## [Try it]
Without adding or dropping anything, copy the entries below.

Data records for software interfaces:
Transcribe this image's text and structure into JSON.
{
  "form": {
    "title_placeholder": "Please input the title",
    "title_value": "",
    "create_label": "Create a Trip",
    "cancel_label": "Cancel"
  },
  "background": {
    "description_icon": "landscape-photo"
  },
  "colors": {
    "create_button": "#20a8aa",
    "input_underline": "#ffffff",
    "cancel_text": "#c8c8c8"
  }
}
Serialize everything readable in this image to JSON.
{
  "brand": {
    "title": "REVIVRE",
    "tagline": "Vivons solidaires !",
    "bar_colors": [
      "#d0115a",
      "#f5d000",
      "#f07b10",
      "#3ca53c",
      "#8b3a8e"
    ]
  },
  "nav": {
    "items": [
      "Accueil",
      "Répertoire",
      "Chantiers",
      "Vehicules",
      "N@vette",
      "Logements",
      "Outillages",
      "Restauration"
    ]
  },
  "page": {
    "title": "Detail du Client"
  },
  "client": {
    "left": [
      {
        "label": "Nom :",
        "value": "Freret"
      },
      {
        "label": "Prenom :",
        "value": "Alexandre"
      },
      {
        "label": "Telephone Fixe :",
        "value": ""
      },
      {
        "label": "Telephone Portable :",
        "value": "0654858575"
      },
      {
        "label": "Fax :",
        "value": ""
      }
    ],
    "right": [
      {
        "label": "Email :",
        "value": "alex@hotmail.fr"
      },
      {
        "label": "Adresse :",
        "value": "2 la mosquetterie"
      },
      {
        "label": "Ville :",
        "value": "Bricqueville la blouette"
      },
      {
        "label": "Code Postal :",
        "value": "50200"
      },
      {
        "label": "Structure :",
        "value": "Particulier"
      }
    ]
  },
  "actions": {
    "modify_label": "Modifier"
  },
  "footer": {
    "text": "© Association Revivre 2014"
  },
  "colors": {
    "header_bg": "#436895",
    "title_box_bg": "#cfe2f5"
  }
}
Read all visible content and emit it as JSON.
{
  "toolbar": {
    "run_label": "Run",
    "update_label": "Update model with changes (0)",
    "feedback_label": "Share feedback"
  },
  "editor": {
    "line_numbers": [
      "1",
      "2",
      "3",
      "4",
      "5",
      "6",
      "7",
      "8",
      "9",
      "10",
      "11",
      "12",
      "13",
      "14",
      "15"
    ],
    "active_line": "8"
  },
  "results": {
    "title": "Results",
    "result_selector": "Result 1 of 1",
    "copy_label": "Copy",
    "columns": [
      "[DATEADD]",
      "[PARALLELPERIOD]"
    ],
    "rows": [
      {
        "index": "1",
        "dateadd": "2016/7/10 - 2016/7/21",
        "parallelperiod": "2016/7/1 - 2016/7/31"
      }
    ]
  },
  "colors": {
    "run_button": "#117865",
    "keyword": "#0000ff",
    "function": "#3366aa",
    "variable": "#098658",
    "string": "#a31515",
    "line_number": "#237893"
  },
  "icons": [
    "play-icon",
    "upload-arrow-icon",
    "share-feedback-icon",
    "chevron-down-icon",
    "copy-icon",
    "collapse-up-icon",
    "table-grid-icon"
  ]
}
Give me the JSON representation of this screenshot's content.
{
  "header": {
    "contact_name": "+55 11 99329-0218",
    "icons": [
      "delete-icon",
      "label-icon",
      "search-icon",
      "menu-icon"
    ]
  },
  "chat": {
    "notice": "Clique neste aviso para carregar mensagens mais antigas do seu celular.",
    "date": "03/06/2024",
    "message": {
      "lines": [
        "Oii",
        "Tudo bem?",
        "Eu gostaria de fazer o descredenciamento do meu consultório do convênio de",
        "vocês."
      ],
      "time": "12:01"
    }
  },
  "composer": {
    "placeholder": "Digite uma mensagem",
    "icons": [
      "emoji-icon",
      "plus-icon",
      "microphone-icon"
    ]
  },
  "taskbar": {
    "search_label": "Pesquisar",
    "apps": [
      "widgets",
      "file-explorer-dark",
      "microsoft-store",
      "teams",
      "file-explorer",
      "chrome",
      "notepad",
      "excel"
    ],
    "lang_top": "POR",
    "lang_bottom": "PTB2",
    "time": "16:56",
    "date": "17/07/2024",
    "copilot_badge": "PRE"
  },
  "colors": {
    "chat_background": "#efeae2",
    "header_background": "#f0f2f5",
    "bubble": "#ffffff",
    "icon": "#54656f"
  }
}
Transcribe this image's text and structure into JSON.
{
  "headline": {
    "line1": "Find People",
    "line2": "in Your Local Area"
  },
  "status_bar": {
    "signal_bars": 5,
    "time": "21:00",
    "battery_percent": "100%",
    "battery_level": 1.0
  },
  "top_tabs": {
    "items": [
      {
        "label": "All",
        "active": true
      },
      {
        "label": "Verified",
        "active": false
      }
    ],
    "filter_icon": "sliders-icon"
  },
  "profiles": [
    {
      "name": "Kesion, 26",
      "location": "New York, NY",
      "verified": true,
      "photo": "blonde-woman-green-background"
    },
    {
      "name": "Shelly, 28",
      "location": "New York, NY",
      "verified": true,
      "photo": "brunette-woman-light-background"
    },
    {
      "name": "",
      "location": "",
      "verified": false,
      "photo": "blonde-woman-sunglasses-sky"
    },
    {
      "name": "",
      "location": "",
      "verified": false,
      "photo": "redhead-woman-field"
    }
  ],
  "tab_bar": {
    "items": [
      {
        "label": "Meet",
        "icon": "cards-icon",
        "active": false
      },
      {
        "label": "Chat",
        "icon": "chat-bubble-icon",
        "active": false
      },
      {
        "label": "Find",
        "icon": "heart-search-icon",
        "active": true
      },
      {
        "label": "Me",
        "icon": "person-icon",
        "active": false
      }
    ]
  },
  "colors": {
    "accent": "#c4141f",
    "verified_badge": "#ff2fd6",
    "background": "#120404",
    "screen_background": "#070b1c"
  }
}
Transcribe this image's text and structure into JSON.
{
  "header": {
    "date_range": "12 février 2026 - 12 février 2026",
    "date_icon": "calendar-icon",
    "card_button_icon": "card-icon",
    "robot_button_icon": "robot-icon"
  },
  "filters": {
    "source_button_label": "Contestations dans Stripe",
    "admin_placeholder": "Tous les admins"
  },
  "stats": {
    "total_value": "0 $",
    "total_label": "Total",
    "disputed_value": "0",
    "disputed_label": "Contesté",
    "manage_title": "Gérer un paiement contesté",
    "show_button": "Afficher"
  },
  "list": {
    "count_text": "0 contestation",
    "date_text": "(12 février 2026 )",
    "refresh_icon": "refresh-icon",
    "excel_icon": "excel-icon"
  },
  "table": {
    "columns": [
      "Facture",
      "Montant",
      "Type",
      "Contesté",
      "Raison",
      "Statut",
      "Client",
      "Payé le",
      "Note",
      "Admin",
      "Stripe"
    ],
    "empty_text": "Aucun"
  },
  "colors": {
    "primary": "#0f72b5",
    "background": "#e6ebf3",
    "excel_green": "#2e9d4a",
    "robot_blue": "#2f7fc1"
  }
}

## [Result]
Transcribe this image's text and structure into JSON.
{
  "form": {
    "title_placeholder": "Please input the title",
    "title_value": "",
    "create_label": "Create a Trip",
    "cancel_label": "Cancel"
  },
  "background": {
    "description_icon": "landscape-photo"
  },
  "colors": {
    "create_button": "#20a8aa",
    "input_underline": "#ffffff",
    "cancel_text": "#c8c8c8"
  }
}
Serialize everything readable in this image to JSON.
{
  "brand": {
    "title": "REVIVRE",
    "tagline": "Vivons solidaires !",
    "bar_colors": [
      "#d0115a",
      "#f5d000",
      "#f07b10",
      "#3ca53c",
      "#8b3a8e"
    ]
  },
  "nav": {
    "items": [
      "Accueil",
      "Répertoire",
      "Chantiers",
      "Vehicules",
      "N@vette",
      "Logements",
      "Outillages",
      "Restauration"
    ]
  },
  "page": {
    "title": "Detail du Client"
  },
  "client": {
    "left": [
      {
        "label": "Nom :",
        "value": "Freret"
      },
      {
        "label": "Prenom :",
        "value": "Alexandre"
      },
      {
        "label": "Telephone Fixe :",
        "value": ""
      },
      {
        "label": "Telephone Portable :",
        "value": "0654858575"
      },
      {
        "label": "Fax :",
        "value": ""
      }
    ],
    "right": [
      {
        "label": "Email :",
        "value": "alex@hotmail.fr"
      },
      {
        "label": "Adresse :",
        "value": "2 la mosquetterie"
      },
      {
        "label": "Ville :",
        "value": "Bricqueville la blouette"
      },
      {
        "label": "Code Postal :",
        "value": "50200"
      },
      {
        "label": "Structure :",
        "value": "Particulier"
      }
    ]
  },
  "actions": {
    "modify_label": "Modifier"
  },
  "footer": {
    "text": "© Association Revivre 2014"
  },
  "colors": {
    "header_bg": "#436895",
    "title_box_bg": "#cfe2f5"
  }
}
Read all visible content and emit it as JSON.
{
  "toolbar": {
    "run_label": "Run",
    "update_label": "Update model with changes (0)",
    "feedback_label": "Share feedback"
  },
  "editor": {
    "line_numbers": [
      "1",
      "2",
      "3",
      "4",
      "5",
      "6",
      "7",
      "8",
      "9",
      "10",
      "11",
      "12",
      "13",
      "14",
      "15"
    ],
    "active_line": "8"
  },
  "results": {
    "title": "Results",
    "result_selector": "Result 1 of 1",
    "copy_label": "Copy",
    "columns": [
      "[DATEADD]",
      "[PARALLELPERIOD]"
    ],
    "rows": [
      {
        "index": "1",
        "dateadd": "2016/7/10 - 2016/7/21",
        "parallelperiod": "2016/7/1 - 2016/7/31"
      }
    ]
  },
  "colors": {
    "run_button": "#117865",
    "keyword": "#0000ff",
    "function": "#3366aa",
    "variable": "#098658",
    "string": "#a31515",
    "line_number": "#237893"
  },
  "icons": [
    "play-icon",
    "upload-arrow-icon",
    "share-feedback-icon",
    "chevron-down-icon",
    "copy-icon",
    "collapse-up-icon",
    "table-grid-icon"
  ]
}
Give me the JSON representation of this screenshot's content.
{
  "header": {
    "contact_name": "+55 11 99329-0218",
    "icons": [
      "delete-icon",
      "label-icon",
      "search-icon",
      "menu-icon"
    ]
  },
  "chat": {
    "notice": "Clique neste aviso para carregar mensagens mais antigas do seu celular.",
    "date": "03/06/2024",
    "message": {
      "lines": [
        "Oii",
        "Tudo bem?",
        "Eu gostaria de fazer o descredenciamento do meu consultório do convênio de",
        "vocês."
      ],
      "time": "12:01"
    }
  },
  "composer": {
    "placeholder": "Digite uma mensagem",
    "icons": [
      "emoji-icon",
      "plus-icon",
      "microphone-icon"
    ]
  },
  "taskbar": {
    "search_label": "Pesquisar",
    "apps": [
      "widgets",
      "file-explorer-dark",
      "microsoft-store",
      "teams",
      "file-explorer",
      "chrome",
      "notepad",
      "excel"
    ],
    "lang_top": "POR",
    "lang_bottom": "PTB2",
    "time": "16:56",
    "date": "17/07/2024",
    "copilot_badge": "PRE"
  },
  "colors": {
    "chat_background": "#efeae2",
    "header_background": "#f0f2f5",
    "bubble": "#ffffff",
    "icon": "#54656f"
  }
}
Transcribe this image's text and structure into JSON.
{
  "headline": {
    "line1": "Find People",
    "line2": "in Your Local Area"
  },
  "status_bar": {
    "signal_bars": 5,
    "time": "21:00",
    "battery_percent": "100%",
    "battery_level": 1.0
  },
  "top_tabs": {
    "items": [
      {
        "label": "All",
        "active": true
      },
      {
        "label": "Verified",
        "active": false
      }
    ],
    "filter_icon": "sliders-icon"
  },
  "profiles": [
    {
      "name": "Kesion, 26",
      "location": "New York, NY",
      "verified": true,
      "photo": "blonde-woman-green-background"
    },
    {
      "name": "Shelly, 28",
      "location": "New York, NY",
      "verified": true,
      "photo": "brunette-woman-light-background"
    },
    {
      "name": "",
      "location": "",
      "verified": false,
      "photo": "blonde-woman-sunglasses-sky"
    },
    {
      "name": "",
      "location": "",
      "verified": false,
      "photo": "redhead-woman-field"
    }
  ],
  "tab_bar": {
    "items": [
      {
        "label": "Meet",
        "icon": "cards-icon",
        "active": false
      },
      {
        "label": "Chat",
        "icon": "chat-bubble-icon",
        "active": false
      },
      {
        "label": "Find",
        "icon": "heart-search-icon",
        "active": true
      },
      {
        "label": "Me",
        "icon": "person-icon",
        "active": false
      }
    ]
  },
  "colors": {
    "accent": "#c4141f",
    "verified_badge": "#ff2fd6",
    "background": "#120404",
    "screen_background": "#070b1c"
  }
}
Transcribe this image's text and structure into JSON.
{
  "header": {
    "date_range": "12 février 2026 - 12 février 2026",
    "date_icon": "calendar-icon",
    "card_button_icon": "card-icon",
    "robot_button_icon": "robot-icon"
  },
  "filters": {
    "source_button_label": "Contestations dans Stripe",
    "admin_placeholder": "Tous les admins"
  },
  "stats": {
    "total_value": "0 $",
    "total_label": "Total",
    "disputed_value": "0",
    "disputed_label": "Contesté",
    "manage_title": "Gérer un paiement contesté",
    "show_button": "Afficher"
  },
  "list": {
    "count_text": "0 contestation",
    "date_text": "(12 février 2026 )",
    "refresh_icon": "refresh-icon",
    "excel_icon": "excel-icon"
  },
  "table": {
    "columns": [
      "Facture",
      "Montant",
      "Type",
      "Contesté",
      "Raison",
      "Statut",
      "Client",
      "Payé le",
      "Note",
      "Admin",
      "Stripe"
    ],
    "empty_text": "Aucun"
  },
  "colors": {
    "primary": "#0f72b5",
    "background": "#e6ebf3",
    "excel_green": "#2e9d4a",
    "robot_blue": "#2f7fc1"
  }
}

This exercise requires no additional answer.